Courts will reward expert witnesses who lay a basic foundation for their conclusions and premises.  They are looking for strong indications and tests from experts that prove that a certain act did or did not most likely contribute to a specific set of consequences.  As the burden of proof in civil cases is “a preponderance of evidence,” or, in lay terms, 51%, experts testifying before California courts face a similar test: For a court to accept their testimony, experts need to lay a foundation that indicates that it can be reasonably and logically deduced that a certain act was or was not responsible for a certain ensuing set of events.

As one California court has indicated, the California Evidence Code simply requires expert witnesses to know what they are testifying about.  Or, to quote Lockheed, an expert’s testimony must be “sufficient to establish to a reasonable…probability”—that is, “more than a mere possibility” that one party’s acts caused or contributed to the other party’s injuries or damages. Lockheed II, 126 Cal. App. 4th, at 287.

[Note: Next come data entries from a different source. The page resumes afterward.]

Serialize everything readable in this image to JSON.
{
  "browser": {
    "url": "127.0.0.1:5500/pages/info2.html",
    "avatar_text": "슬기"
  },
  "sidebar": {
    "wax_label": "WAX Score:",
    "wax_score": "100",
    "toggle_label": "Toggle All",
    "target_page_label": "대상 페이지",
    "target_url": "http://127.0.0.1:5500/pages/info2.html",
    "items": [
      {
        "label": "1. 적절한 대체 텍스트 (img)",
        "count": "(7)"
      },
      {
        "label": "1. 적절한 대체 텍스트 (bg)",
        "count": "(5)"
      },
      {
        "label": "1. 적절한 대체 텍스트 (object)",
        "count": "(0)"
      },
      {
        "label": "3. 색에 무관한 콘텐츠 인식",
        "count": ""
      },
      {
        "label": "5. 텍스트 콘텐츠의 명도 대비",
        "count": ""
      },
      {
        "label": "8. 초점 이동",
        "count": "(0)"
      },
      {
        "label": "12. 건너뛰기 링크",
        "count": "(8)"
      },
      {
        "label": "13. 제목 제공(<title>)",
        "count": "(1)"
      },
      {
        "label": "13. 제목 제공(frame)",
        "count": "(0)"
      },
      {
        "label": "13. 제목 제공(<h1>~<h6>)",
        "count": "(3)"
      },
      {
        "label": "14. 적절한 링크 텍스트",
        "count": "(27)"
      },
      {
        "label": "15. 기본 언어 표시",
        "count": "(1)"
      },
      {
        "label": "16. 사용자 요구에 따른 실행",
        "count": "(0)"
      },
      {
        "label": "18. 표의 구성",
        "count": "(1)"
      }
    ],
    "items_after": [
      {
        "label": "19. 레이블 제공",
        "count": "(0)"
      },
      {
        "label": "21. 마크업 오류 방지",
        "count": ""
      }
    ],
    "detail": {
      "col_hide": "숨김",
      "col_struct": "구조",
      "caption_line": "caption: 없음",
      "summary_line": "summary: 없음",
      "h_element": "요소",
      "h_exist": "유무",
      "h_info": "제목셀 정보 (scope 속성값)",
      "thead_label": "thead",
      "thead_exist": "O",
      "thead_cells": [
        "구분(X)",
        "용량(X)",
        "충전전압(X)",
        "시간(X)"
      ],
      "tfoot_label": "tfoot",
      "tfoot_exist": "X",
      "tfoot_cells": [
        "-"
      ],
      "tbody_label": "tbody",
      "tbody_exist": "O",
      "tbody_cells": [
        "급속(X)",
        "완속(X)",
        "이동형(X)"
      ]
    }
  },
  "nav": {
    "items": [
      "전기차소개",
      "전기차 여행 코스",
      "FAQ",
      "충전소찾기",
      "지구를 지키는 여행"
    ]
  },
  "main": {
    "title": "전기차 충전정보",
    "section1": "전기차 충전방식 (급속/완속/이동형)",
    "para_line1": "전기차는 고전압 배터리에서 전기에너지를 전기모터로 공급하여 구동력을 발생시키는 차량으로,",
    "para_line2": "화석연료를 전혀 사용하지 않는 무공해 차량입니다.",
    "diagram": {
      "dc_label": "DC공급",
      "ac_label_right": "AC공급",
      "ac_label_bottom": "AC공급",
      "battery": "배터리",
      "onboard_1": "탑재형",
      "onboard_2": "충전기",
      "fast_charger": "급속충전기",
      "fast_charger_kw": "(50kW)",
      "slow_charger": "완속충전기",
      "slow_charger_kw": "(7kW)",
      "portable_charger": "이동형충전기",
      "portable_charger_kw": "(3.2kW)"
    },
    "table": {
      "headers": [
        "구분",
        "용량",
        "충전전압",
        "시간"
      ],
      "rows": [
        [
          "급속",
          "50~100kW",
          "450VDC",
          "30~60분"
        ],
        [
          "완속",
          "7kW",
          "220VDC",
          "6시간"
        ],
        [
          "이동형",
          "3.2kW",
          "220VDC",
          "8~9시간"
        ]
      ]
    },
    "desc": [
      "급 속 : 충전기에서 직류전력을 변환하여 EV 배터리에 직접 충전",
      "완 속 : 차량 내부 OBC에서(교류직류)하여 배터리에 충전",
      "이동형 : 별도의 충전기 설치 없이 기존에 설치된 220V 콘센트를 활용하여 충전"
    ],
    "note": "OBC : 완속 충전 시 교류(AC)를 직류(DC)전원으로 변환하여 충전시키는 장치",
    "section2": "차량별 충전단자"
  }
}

To make sure that, as a litigant or attorney, your expert testimony is included in California civil litigation, the Lockheed cases offer some basic guidance to understanding, interpreting, and getting the appropriate experts to meet the standards of the California Evidence Code.  Trial courts are still the gatekeepers and can still exclude testimony, if they believe a proper foundation for the evidence has not been established.

When California courts decide upon the admissibility of expert testimony, the general trend seems to favor relying on more than one type of study or upon a consensus that pertains to the specific field upon which an expert testifies, and providing a clear link between the issue the expert is testifying about and the conclusion being drawn.  Finally, as one California court put it, “Like a house built on sand, the expert’s opinion is no better than the facts on which it is based.”  Kennemur v. St. of Cal., 133 Cal. App. 3d 907, 923 (1982).  If the recommended steps are followed, courts in California are more likely to admit expert testimony, ruling it not merely conjecture but reliable evidence based on sound, scientific principles.

By: Kat Hatziavramidis, Attorney-at-Law